And when I say “lightly touch” I meant it.
You’ll never know how many sternum injuries occur from bench press, simply because of carelessness.
Then from this position you will press the weight back up directly over your shoulders.
This also explains the “J-path” you may have heard about during the bench press ascent.
Basically, by pressing the bar from your lower sternum to above your shoulders, the bar travels in an imaginary J shape.
However, once again, while all of this is going on, your eyes should be constantly looking at the ceiling directly above you.
Bench Press – The J-Path
Are You Bench Pressing With a Spotter?
Now, setting yourself up so the bar is over your eyes is all well-and-good, but there is one slight issue with this.
When you’re performing your warm up sets there’s absolutely no problem with unracking and re-racking the bar.
However, as soon as you get into the realms of benching a heavy load, this is where this setup may not feel right to you.
Basically, to unrack the bar while it’s above your eyes and then to bring it to the starting position over your shoulders can take a fair amount of effort with heavier weights.
Plus, your shoulder joint is in a fairly precarious position anyway, as you unrack the bar.
So, in effect, you’re exerting effort to simply unrack the bar, which could have an impact on how well you bench press.
In other words, you’ve slightly tired yourself out before you’ve even started benching.
Furthermore, there’s a greater chance of shoulder injury when moving a heavy load from over your eyes to above your shoulders.
This is always why I feel that you should bench press with a spotter.
In this situation your spotter is able to “hand off” the bar to you in the right position.
Additionally, I also feel that you should always bench in the power rack, simply as an additional safety precaution.
The Bench Press Can Kill You
The bench press is just about the only lift in the gym that can actually kill you.

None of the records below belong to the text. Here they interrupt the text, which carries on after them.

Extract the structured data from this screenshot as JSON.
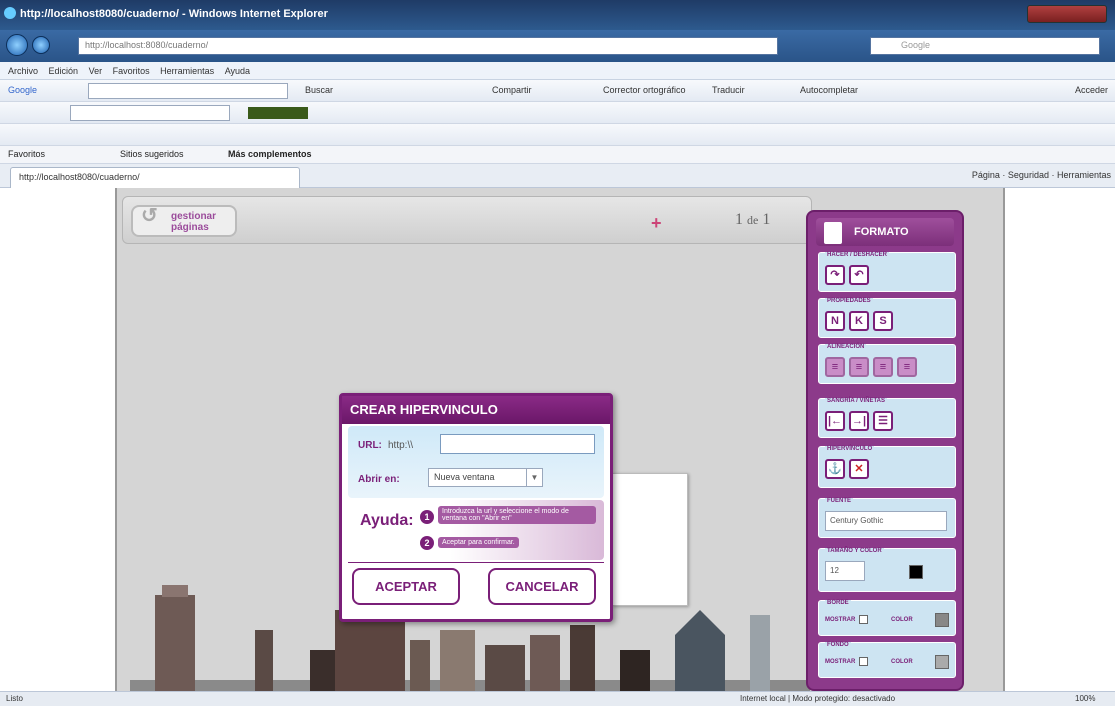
{
  "window": {
    "title": "http://localhost8080/cuaderno/ - Windows Internet Explorer"
  },
  "address": {
    "url": "http://localhost:8080/cuaderno/",
    "search_placeholder": "Google"
  },
  "menu": [
    "Archivo",
    "Edición",
    "Ver",
    "Favoritos",
    "Herramientas",
    "Ayuda"
  ],
  "toolbar_google": {
    "label": "Google",
    "items": [
      "Buscar",
      "Compartir",
      "Corrector ortográfico",
      "Traducir",
      "Autocompletar"
    ],
    "signin": "Acceder"
  },
  "favbar": {
    "favorites": "Favoritos",
    "suggested": "Sitios sugeridos",
    "addons": "Más complementos"
  },
  "tab": {
    "title": "http://localhost8080/cuaderno/"
  },
  "tabcmds": [
    "Página",
    "Seguridad",
    "Herramientas"
  ],
  "pages": {
    "button": "gestionar páginas",
    "current": "1",
    "of": "de",
    "total": "1"
  },
  "dialog": {
    "title": "CREAR HIPERVINCULO",
    "url_label": "URL:",
    "url_prefix": "http:\\\\",
    "url_value": "",
    "open_label": "Abrir en:",
    "open_value": "Nueva ventana",
    "help_label": "Ayuda:",
    "help_step1": "Introduzca la url y seleccione el modo de ventana con \"Abrir en\"",
    "help_step2": "Aceptar para confirmar.",
    "accept": "ACEPTAR",
    "cancel": "CANCELAR"
  },
  "format": {
    "title": "FORMATO",
    "undo_redo": "HACER / DESHACER",
    "properties": "PROPIEDADES",
    "prop_buttons": [
      "N",
      "K",
      "S"
    ],
    "alignment": "ALINEACIÓN",
    "indent_bullets": "SANGRÍA / VIÑETAS",
    "hyperlink": "HIPERVÍNCULO",
    "font": "FUENTE",
    "font_value": "Century Gothic",
    "size_color": "TAMAÑO Y COLOR",
    "size_value": "12",
    "border": "BORDE",
    "background": "FONDO",
    "show": "MOSTRAR",
    "color": "COLOR"
  },
  "status": {
    "left": "Listo",
    "zone": "Internet local | Modo protegido: desactivado",
    "zoom": "100%"
  }
}
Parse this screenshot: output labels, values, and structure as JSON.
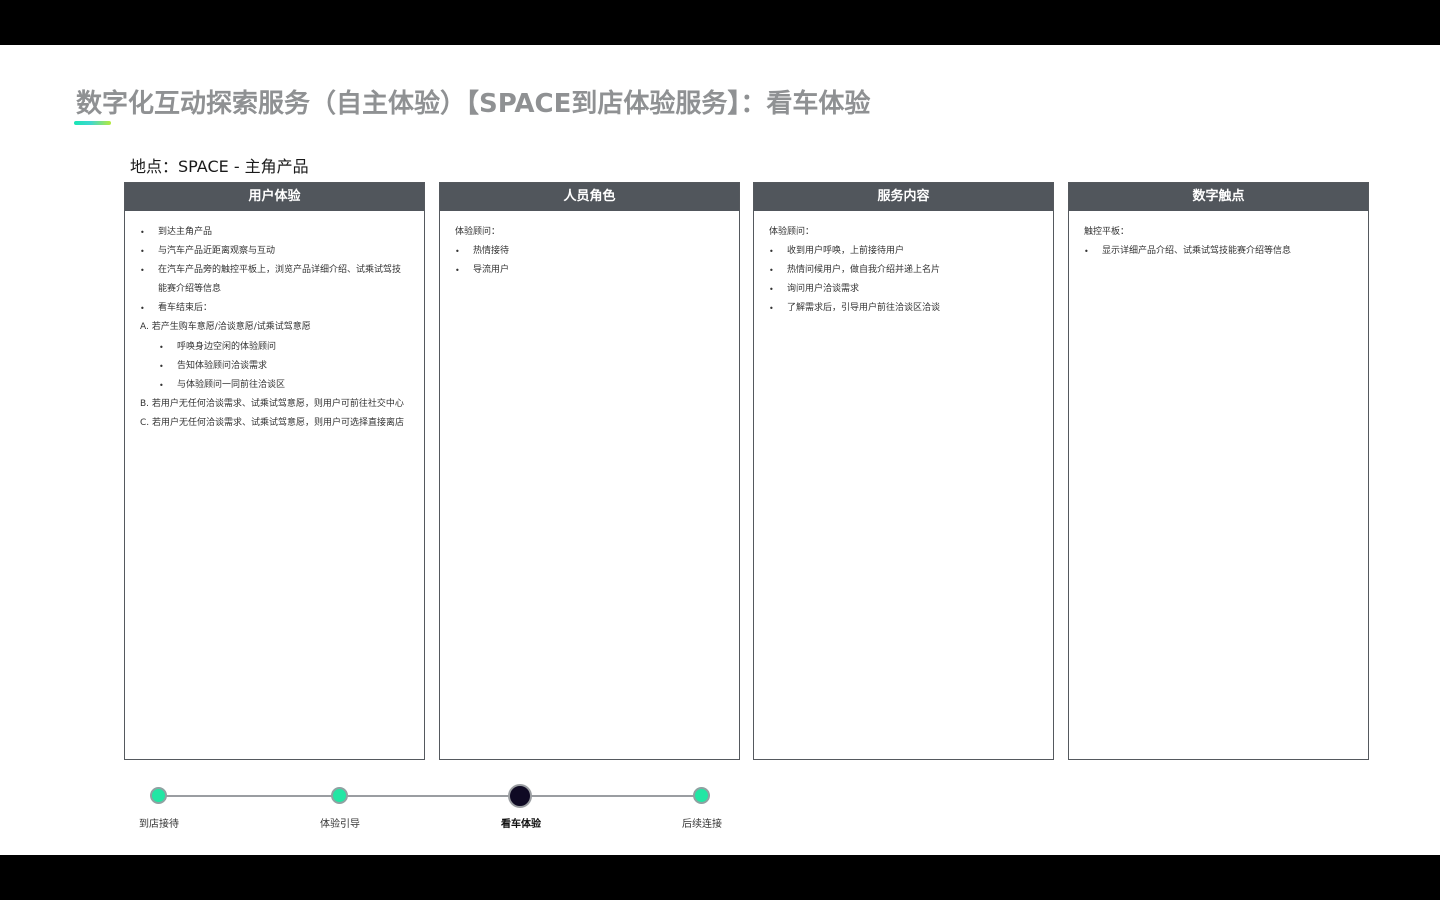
{
  "title": "数字化互动探索服务（自主体验）【SPACE到店体验服务】：看车体验",
  "location": "地点：SPACE - 主角产品",
  "columns": [
    {
      "header": "用户体验",
      "lines": [
        {
          "type": "bullet",
          "text": "到达主角产品"
        },
        {
          "type": "bullet",
          "text": "与汽车产品近距离观察与互动"
        },
        {
          "type": "bullet",
          "text": "在汽车产品旁的触控平板上，浏览产品详细介绍、试乘试驾技"
        },
        {
          "type": "cont",
          "text": "能赛介绍等信息"
        },
        {
          "type": "bullet",
          "text": "看车结束后："
        },
        {
          "type": "lettered",
          "text": "A. 若产生购车意愿/洽谈意愿/试乘试驾意愿"
        },
        {
          "type": "sub",
          "text": "呼唤身边空闲的体验顾问"
        },
        {
          "type": "sub",
          "text": "告知体验顾问洽谈需求"
        },
        {
          "type": "sub",
          "text": "与体验顾问一同前往洽谈区"
        },
        {
          "type": "lettered",
          "text": "B. 若用户无任何洽谈需求、试乘试驾意愿，则用户可前往社交中心"
        },
        {
          "type": "lettered",
          "text": "C. 若用户无任何洽谈需求、试乘试驾意愿，则用户可选择直接离店"
        }
      ]
    },
    {
      "header": "人员角色",
      "lines": [
        {
          "type": "plain",
          "text": "体验顾问："
        },
        {
          "type": "bullet",
          "text": "热情接待"
        },
        {
          "type": "bullet",
          "text": "导流用户"
        }
      ]
    },
    {
      "header": "服务内容",
      "lines": [
        {
          "type": "plain",
          "text": "体验顾问："
        },
        {
          "type": "bullet",
          "text": "收到用户呼唤，上前接待用户"
        },
        {
          "type": "bullet",
          "text": "热情问候用户，做自我介绍并递上名片"
        },
        {
          "type": "bullet",
          "text": "询问用户洽谈需求"
        },
        {
          "type": "bullet",
          "text": "了解需求后，引导用户前往洽谈区洽谈"
        }
      ]
    },
    {
      "header": "数字触点",
      "lines": [
        {
          "type": "plain",
          "text": "触控平板："
        },
        {
          "type": "bullet",
          "text": "显示详细产品介绍、试乘试驾技能赛介绍等信息"
        }
      ]
    }
  ],
  "timeline": {
    "active_index": 2,
    "steps": [
      {
        "label": "到店接待"
      },
      {
        "label": "体验引导"
      },
      {
        "label": "看车体验"
      },
      {
        "label": "后续连接"
      }
    ]
  },
  "colors": {
    "header_bg": "#51565c",
    "node_done": "#22e6a4",
    "node_active": "#0f0a24",
    "title_gray": "#8f9193"
  }
}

I mean, you’ve got an extremely heavy load directly over you with no real escape route.
So, always remember, safety first.

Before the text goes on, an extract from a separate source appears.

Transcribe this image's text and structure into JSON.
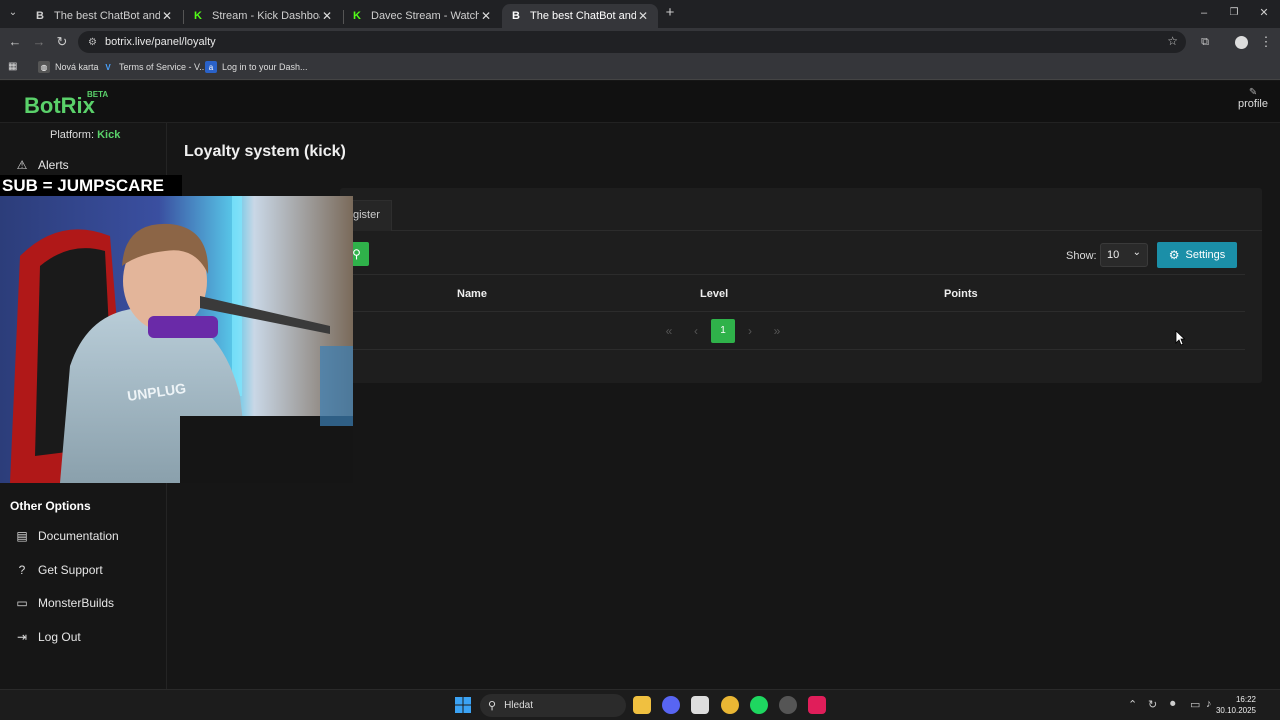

That being said, if you don’t have a spotter then it’s likely that you’ll need to move yourself into a position that is more mechanically advantageous.

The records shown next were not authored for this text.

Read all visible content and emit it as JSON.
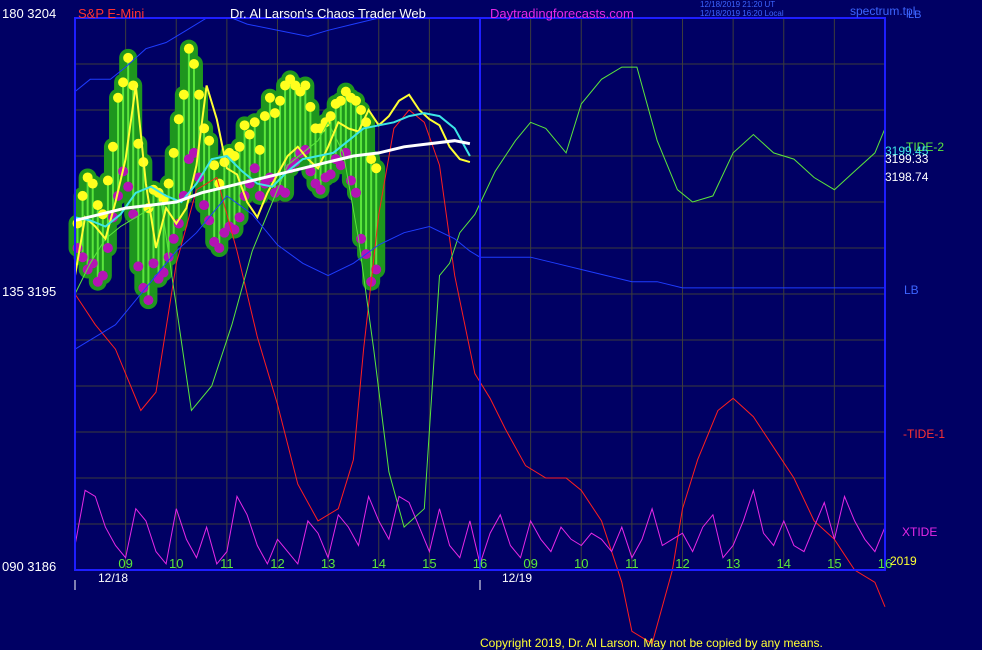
{
  "header": {
    "instrument": "S&P E-Mini",
    "title": "Dr. Al Larson's Chaos Trader Web",
    "site": "Daytradingforecasts.com",
    "timestamp_line1": "12/18/2019 21:20 UT",
    "timestamp_line2": "12/18/2019 16:20 Local",
    "file": "spectrum.tpl"
  },
  "left_axis": {
    "top": "180  3204",
    "mid": "135  3195",
    "bottom": "090  3186"
  },
  "right_labels": {
    "tide2": "-TIDE-2",
    "lb_top": "LB",
    "lb_mid": "LB",
    "tide1": "-TIDE-1",
    "xtide": "XTIDE",
    "year": "2019",
    "price_a": "3199.45",
    "price_b": "3199.33",
    "price_c": "3198.74"
  },
  "footer": {
    "copyright": "Copyright 2019, Dr. Al Larson. May not be copied by any means."
  },
  "colors": {
    "background": "#000064",
    "grid": "#3c3c3c",
    "frame": "#1e1eff",
    "red_line": "#ff1e1e",
    "green_line": "#5ae63c",
    "blue_line": "#1e3cff",
    "magenta_line": "#e628e6",
    "fast_avg": "#ffff32",
    "mid_avg": "#3ce6e6",
    "slow_avg": "#ffffff",
    "halo": "#1e961e",
    "highs": "#ffff1e",
    "lows": "#b414b4"
  },
  "chart_data": {
    "type": "line",
    "title": "",
    "y_axis": {
      "price_range": [
        3186,
        3204
      ],
      "tide_range": [
        90,
        180
      ],
      "ticks": [
        3186,
        3195,
        3204
      ]
    },
    "x_axis": {
      "hour_ticks": [
        "09",
        "10",
        "11",
        "12",
        "13",
        "14",
        "15",
        "16",
        "09",
        "10",
        "11",
        "12",
        "13",
        "14",
        "15",
        "16"
      ],
      "date_labels": [
        "12/18",
        "12/19"
      ],
      "range": [
        0,
        16
      ]
    },
    "grid": true,
    "series": [
      {
        "name": "-TIDE-1",
        "color_key": "red_line",
        "x": [
          0,
          0.4,
          0.8,
          1,
          1.3,
          1.6,
          2,
          2.4,
          2.8,
          3.2,
          3.6,
          4,
          4.4,
          4.8,
          5.2,
          5.5,
          5.7,
          6,
          6.3,
          6.6,
          6.9,
          7.2,
          7.5,
          7.9,
          8.2,
          8.5,
          8.9,
          9.3,
          9.7,
          10,
          10.4,
          10.8,
          11,
          11.4,
          11.8,
          12,
          12.3,
          12.7,
          13,
          13.4,
          13.8,
          14.2,
          14.6,
          15,
          15.4,
          15.8,
          16
        ],
        "values": [
          135,
          130,
          126,
          122,
          116,
          119,
          140,
          152,
          154,
          142,
          128,
          117,
          104,
          98,
          100,
          108,
          126,
          148,
          162,
          165,
          163,
          156,
          138,
          122,
          118,
          113,
          107,
          105,
          105,
          103,
          98,
          88,
          80,
          78,
          90,
          100,
          108,
          116,
          118,
          115,
          110,
          105,
          98,
          95,
          90,
          88,
          84
        ]
      },
      {
        "name": "-TIDE-2",
        "color_key": "green_line",
        "x": [
          0,
          0.3,
          0.6,
          0.9,
          1.3,
          1.7,
          2,
          2.3,
          2.7,
          3.1,
          3.5,
          3.9,
          4.2,
          4.5,
          4.8,
          5,
          5.3,
          5.6,
          5.9,
          6.2,
          6.5,
          6.9,
          7.2,
          7.4,
          7.6,
          7.9,
          8.3,
          8.7,
          9,
          9.3,
          9.7,
          10,
          10.4,
          10.8,
          11.1,
          11.5,
          11.9,
          12.2,
          12.6,
          13,
          13.4,
          13.8,
          14.2,
          14.6,
          15,
          15.4,
          15.8,
          16
        ],
        "values": [
          135,
          140,
          144,
          146,
          148,
          150,
          133,
          116,
          120,
          130,
          142,
          150,
          156,
          158,
          160,
          163,
          158,
          144,
          126,
          106,
          97,
          100,
          138,
          140,
          145,
          148,
          155,
          160,
          163,
          162,
          158,
          166,
          170,
          172,
          172,
          160,
          152,
          150,
          151,
          158,
          161,
          158,
          157,
          154,
          152,
          155,
          158,
          162
        ]
      },
      {
        "name": "LB",
        "color_key": "blue_line",
        "x": [
          0,
          0.4,
          0.8,
          1.2,
          1.7,
          2,
          2.4,
          2.7,
          3,
          3.5,
          4,
          4.5,
          5,
          5.5,
          6,
          6.5,
          7,
          7.5,
          7.8,
          8,
          8.5,
          9,
          9.5,
          10,
          10.5,
          11,
          11.5,
          12,
          12.5,
          13,
          13.5,
          14,
          14.5,
          15,
          15.5,
          16
        ],
        "values": [
          126,
          128,
          130,
          134,
          139,
          142,
          145,
          148,
          151,
          148,
          143,
          140,
          138,
          140,
          143,
          145,
          146,
          144,
          142,
          141,
          141,
          141,
          140,
          139,
          138,
          137,
          137,
          136,
          136,
          136,
          136,
          136,
          136,
          136,
          136,
          136
        ]
      },
      {
        "name": "LB-upper",
        "color_key": "blue_line",
        "x": [
          0,
          0.3,
          0.7,
          1,
          1.4,
          1.8,
          2.2,
          2.6,
          2.9,
          3.1,
          3.4,
          4,
          4.6,
          5,
          5.5,
          6,
          6.5,
          6.8,
          7.2,
          7.6,
          7.9,
          8
        ],
        "values": [
          168,
          170,
          170,
          172,
          175,
          176,
          178,
          180,
          180,
          180,
          179,
          178,
          177,
          178,
          179,
          180,
          180,
          180,
          180,
          180,
          180,
          180
        ]
      },
      {
        "name": "XTIDE",
        "color_key": "magenta_line",
        "x": [
          0,
          0.2,
          0.4,
          0.6,
          0.8,
          1,
          1.2,
          1.4,
          1.6,
          1.8,
          2,
          2.2,
          2.4,
          2.6,
          2.8,
          3,
          3.2,
          3.4,
          3.6,
          3.8,
          4,
          4.2,
          4.4,
          4.6,
          4.8,
          5,
          5.2,
          5.4,
          5.6,
          5.8,
          6,
          6.2,
          6.4,
          6.6,
          6.8,
          7,
          7.2,
          7.4,
          7.6,
          7.8,
          8,
          8.2,
          8.4,
          8.6,
          8.8,
          9,
          9.2,
          9.4,
          9.6,
          9.8,
          10,
          10.2,
          10.4,
          10.6,
          10.8,
          11,
          11.2,
          11.4,
          11.6,
          11.8,
          12,
          12.2,
          12.4,
          12.6,
          12.8,
          13,
          13.2,
          13.4,
          13.6,
          13.8,
          14,
          14.2,
          14.4,
          14.6,
          14.8,
          15,
          15.2,
          15.4,
          15.6,
          15.8,
          16
        ],
        "values": [
          94,
          103,
          102,
          97,
          94,
          92,
          100,
          98,
          93,
          91,
          100,
          95,
          92,
          97,
          91,
          93,
          102,
          99,
          94,
          91,
          95,
          93,
          91,
          98,
          96,
          92,
          99,
          97,
          94,
          102,
          98,
          95,
          102,
          101,
          97,
          93,
          100,
          94,
          92,
          98,
          91,
          96,
          99,
          94,
          92,
          98,
          95,
          93,
          97,
          95,
          94,
          96,
          95,
          93,
          97,
          92,
          95,
          100,
          94,
          95,
          96,
          93,
          97,
          99,
          92,
          94,
          98,
          103,
          96,
          94,
          98,
          94,
          93,
          97,
          101,
          95,
          102,
          98,
          95,
          93,
          97
        ]
      },
      {
        "name": "fast-average",
        "color_key": "fast_avg",
        "x": [
          0,
          0.2,
          0.4,
          0.6,
          0.8,
          1,
          1.2,
          1.4,
          1.6,
          1.8,
          2,
          2.2,
          2.4,
          2.6,
          2.8,
          3,
          3.2,
          3.4,
          3.6,
          3.8,
          4,
          4.2,
          4.4,
          4.6,
          4.8,
          5,
          5.2,
          5.4,
          5.6,
          5.8,
          6,
          6.2,
          6.4,
          6.6,
          6.8,
          7,
          7.2,
          7.4,
          7.6,
          7.8
        ],
        "values": [
          3195.6,
          3197.5,
          3197.2,
          3196.8,
          3198.0,
          3199.4,
          3201.8,
          3198.6,
          3196.5,
          3197.8,
          3197.3,
          3197.8,
          3199.2,
          3201.8,
          3200.7,
          3199.1,
          3198.9,
          3198.0,
          3197.5,
          3198.3,
          3198.9,
          3199.5,
          3199.8,
          3199.4,
          3199.1,
          3199.8,
          3200.6,
          3200.4,
          3200.3,
          3201.0,
          3200.5,
          3200.8,
          3201.3,
          3201.5,
          3201.0,
          3200.7,
          3200.5,
          3199.8,
          3199.4,
          3199.3
        ]
      },
      {
        "name": "mid-average",
        "color_key": "mid_avg",
        "x": [
          0,
          0.3,
          0.6,
          0.9,
          1.2,
          1.5,
          1.8,
          2.1,
          2.4,
          2.7,
          3,
          3.3,
          3.6,
          3.9,
          4.2,
          4.5,
          4.8,
          5.1,
          5.4,
          5.7,
          6,
          6.3,
          6.6,
          6.9,
          7.2,
          7.5,
          7.8
        ],
        "values": [
          3197.5,
          3197.4,
          3197.2,
          3197.6,
          3198.3,
          3198.5,
          3198.2,
          3198.0,
          3198.6,
          3199.4,
          3199.5,
          3199.0,
          3198.6,
          3198.5,
          3199.0,
          3199.4,
          3199.5,
          3199.6,
          3200.0,
          3200.4,
          3200.5,
          3200.6,
          3200.8,
          3200.9,
          3200.8,
          3200.4,
          3199.5
        ]
      },
      {
        "name": "slow-average",
        "color_key": "slow_avg",
        "x": [
          0,
          0.5,
          1,
          1.5,
          2,
          2.5,
          3,
          3.5,
          4,
          4.5,
          5,
          5.5,
          6,
          6.5,
          7,
          7.5,
          7.8
        ],
        "values": [
          3197.4,
          3197.6,
          3197.8,
          3197.9,
          3198.0,
          3198.3,
          3198.5,
          3198.7,
          3198.9,
          3199.1,
          3199.3,
          3199.5,
          3199.6,
          3199.8,
          3199.9,
          3200.0,
          3199.9
        ]
      }
    ],
    "bars": {
      "x": [
        0.05,
        0.15,
        0.25,
        0.35,
        0.45,
        0.55,
        0.65,
        0.75,
        0.85,
        0.95,
        1.05,
        1.15,
        1.25,
        1.35,
        1.45,
        1.55,
        1.65,
        1.75,
        1.85,
        1.95,
        2.05,
        2.15,
        2.25,
        2.35,
        2.45,
        2.55,
        2.65,
        2.75,
        2.85,
        2.95,
        3.05,
        3.15,
        3.25,
        3.35,
        3.45,
        3.55,
        3.65,
        3.75,
        3.85,
        3.95,
        4.05,
        4.15,
        4.25,
        4.35,
        4.45,
        4.55,
        4.65,
        4.75,
        4.85,
        4.95,
        5.05,
        5.15,
        5.25,
        5.35,
        5.45,
        5.55,
        5.65,
        5.75,
        5.85,
        5.95,
        6.05,
        6.15,
        6.25,
        6.35,
        6.45,
        6.55,
        6.65,
        6.75,
        6.85,
        6.95,
        7.05,
        7.15,
        7.25,
        7.35,
        7.45,
        7.55,
        7.65,
        7.75
      ],
      "high": [
        3197.3,
        3198.2,
        3198.8,
        3198.6,
        3197.9,
        3197.6,
        3198.7,
        3199.8,
        3201.4,
        3201.9,
        3202.7,
        3201.8,
        3199.9,
        3199.3,
        3197.8,
        3198.4,
        3198.3,
        3198.1,
        3198.6,
        3199.6,
        3200.7,
        3201.5,
        3203.0,
        3202.5,
        3201.5,
        3200.4,
        3200.0,
        3199.2,
        3198.6,
        3199.3,
        3199.6,
        3199.5,
        3199.8,
        3200.5,
        3200.2,
        3200.6,
        3199.7,
        3200.8,
        3201.4,
        3200.9,
        3201.3,
        3201.8,
        3202.0,
        3201.8,
        3201.6,
        3201.8,
        3201.1,
        3200.4,
        3200.4,
        3200.6,
        3200.8,
        3201.2,
        3201.3,
        3201.6,
        3201.4,
        3201.3,
        3201.0,
        3200.6,
        3199.4,
        3199.1
      ],
      "low": [
        3196.5,
        3196.2,
        3195.8,
        3196.0,
        3195.4,
        3195.6,
        3196.5,
        3197.5,
        3198.2,
        3199.0,
        3198.5,
        3197.6,
        3195.9,
        3195.2,
        3194.8,
        3196.0,
        3195.5,
        3195.7,
        3196.2,
        3196.8,
        3197.3,
        3198.2,
        3199.4,
        3199.6,
        3198.8,
        3197.9,
        3197.4,
        3196.7,
        3196.5,
        3197.0,
        3197.2,
        3197.1,
        3197.5,
        3198.2,
        3198.6,
        3199.1,
        3198.2,
        3198.6,
        3198.8,
        3198.3,
        3198.4,
        3198.3,
        3199.1,
        3199.3,
        3199.6,
        3199.7,
        3199.0,
        3198.6,
        3198.4,
        3198.8,
        3198.9,
        3199.4,
        3199.2,
        3199.6,
        3198.7,
        3198.3,
        3196.8,
        3196.3,
        3195.4,
        3195.8
      ]
    },
    "right_labels_values": [
      3199.45,
      3199.33,
      3198.74
    ]
  }
}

In truth, you’ll need to play around with this (while using lighter weights) until you find your perfect spot.
For most people this seems to be when they have their mouth and chin in line with the bar.
This certainly makes it easier to unrack and re-rack the barbell.
However, there is also a greater chance that you will hit the hooks from this position.
So, as I say, you’ll need to play around a bit until you find the perfect position for you.
That being said, I would always prefer starting with my eyes directly below the bar and have a spotter hand off to me.
So, I hope you understand that when you bench press, the bar should be over your eyes.
However, once you unrack the bar, your starting position should see the bar directly over your shoulders.
You then lower the bar to the lower part of your sternum.
Finally, as you press the bar back up it follows a “J-path” from your sternum to above your shoulders again.
Throughout this entire process your eyes should remain firmly fixed on the ceiling directly above you.
If you’re looking to improve your bench press technique then you’ll also be interested in what I have to say about feeling bench press in your arms.
Hi, I’m Partha, owner and founder of My Bodyweight Exercises. I am a Level 3 Personal Trainer and Certified Strength & Conditioning Specialist through the Register of Exercise Professionals, United Kingdom. I have been a regular gym-goer since 2000 and coaching clients since 2012. My aim is to help you achieve your body composition goals.